A Word About Lavender Graduation

You may ask,  “Lavender graduation…why the need for a special ceremony?”  I’m glad you asked.  A lot of seniors at Duke have been positively affected by their existence at Duke as a LGBTQ student and/or as an ally.  Some students have also been very negatively affected and found the Center to be a safe haven at some point in their journey… a place to get support, a place to be greeted by a smiling face, a place to get a hug, a place to crash on the couch, a place to have fun and forget your troubles even if just for an hour.  But most of all Lavender graduation is about celebrating who you

Queer in Costa Rica

Over Spring Break, I traveled to Costa Rica with Duke Chapel.  I carried preconceived notions of the country, most notably that its predominately Catholic population would be homophobic and unwelcoming.

Costa Rica (literally “Rich Coast”) has a population of 4.5 million people, and is located snugly between Nicaragua and Panama.  The average family makes $10,200 dollars a year.  Seventy percent of Costa Ricans identify as Roman Catholic, fourteen percent identify as Protestant, and two percent identify as Buddhist.  And same-sex civil unions are legal.
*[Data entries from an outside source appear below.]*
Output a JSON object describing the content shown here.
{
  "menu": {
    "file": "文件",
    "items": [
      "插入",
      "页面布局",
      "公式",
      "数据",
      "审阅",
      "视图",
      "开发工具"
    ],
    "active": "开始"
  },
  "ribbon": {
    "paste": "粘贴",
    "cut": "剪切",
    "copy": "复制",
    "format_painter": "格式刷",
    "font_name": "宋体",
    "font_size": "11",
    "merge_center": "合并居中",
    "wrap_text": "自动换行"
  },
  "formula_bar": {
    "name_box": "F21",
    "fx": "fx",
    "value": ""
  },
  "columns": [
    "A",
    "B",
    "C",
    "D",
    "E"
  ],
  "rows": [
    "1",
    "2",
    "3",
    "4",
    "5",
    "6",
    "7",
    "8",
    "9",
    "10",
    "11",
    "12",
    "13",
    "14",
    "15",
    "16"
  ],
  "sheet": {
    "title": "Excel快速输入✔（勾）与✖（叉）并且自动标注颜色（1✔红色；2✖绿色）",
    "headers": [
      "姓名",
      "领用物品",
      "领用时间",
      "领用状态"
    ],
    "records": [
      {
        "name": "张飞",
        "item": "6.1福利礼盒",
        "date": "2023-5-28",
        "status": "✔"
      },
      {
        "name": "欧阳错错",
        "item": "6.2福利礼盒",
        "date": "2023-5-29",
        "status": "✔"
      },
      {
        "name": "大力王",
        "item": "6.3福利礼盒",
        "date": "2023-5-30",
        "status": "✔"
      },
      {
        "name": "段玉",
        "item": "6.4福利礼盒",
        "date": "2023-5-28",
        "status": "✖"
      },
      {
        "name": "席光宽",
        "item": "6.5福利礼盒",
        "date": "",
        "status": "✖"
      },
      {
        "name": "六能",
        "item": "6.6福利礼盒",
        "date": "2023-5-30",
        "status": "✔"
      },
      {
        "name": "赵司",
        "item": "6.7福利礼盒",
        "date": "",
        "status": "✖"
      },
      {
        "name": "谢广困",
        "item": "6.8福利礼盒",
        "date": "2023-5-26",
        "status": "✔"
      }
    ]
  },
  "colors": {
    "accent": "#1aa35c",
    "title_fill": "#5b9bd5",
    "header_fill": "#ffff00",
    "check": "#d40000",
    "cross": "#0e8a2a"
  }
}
5 Reasons to Visit the Center for Sexual and Gender Diversity

As a freshman I would rarely ever stop by the center. I believed that it didn't have much to offer me aside from a couch to power nap in between to classes on. However, as one of my good friends kept dragging me along to the LGBT Center's events (as it was then called), I began to realize that there was much I could gain from the Center. And so, I've compiled a short sweet list of reasons to come visit the CSGD (and me when I'm working).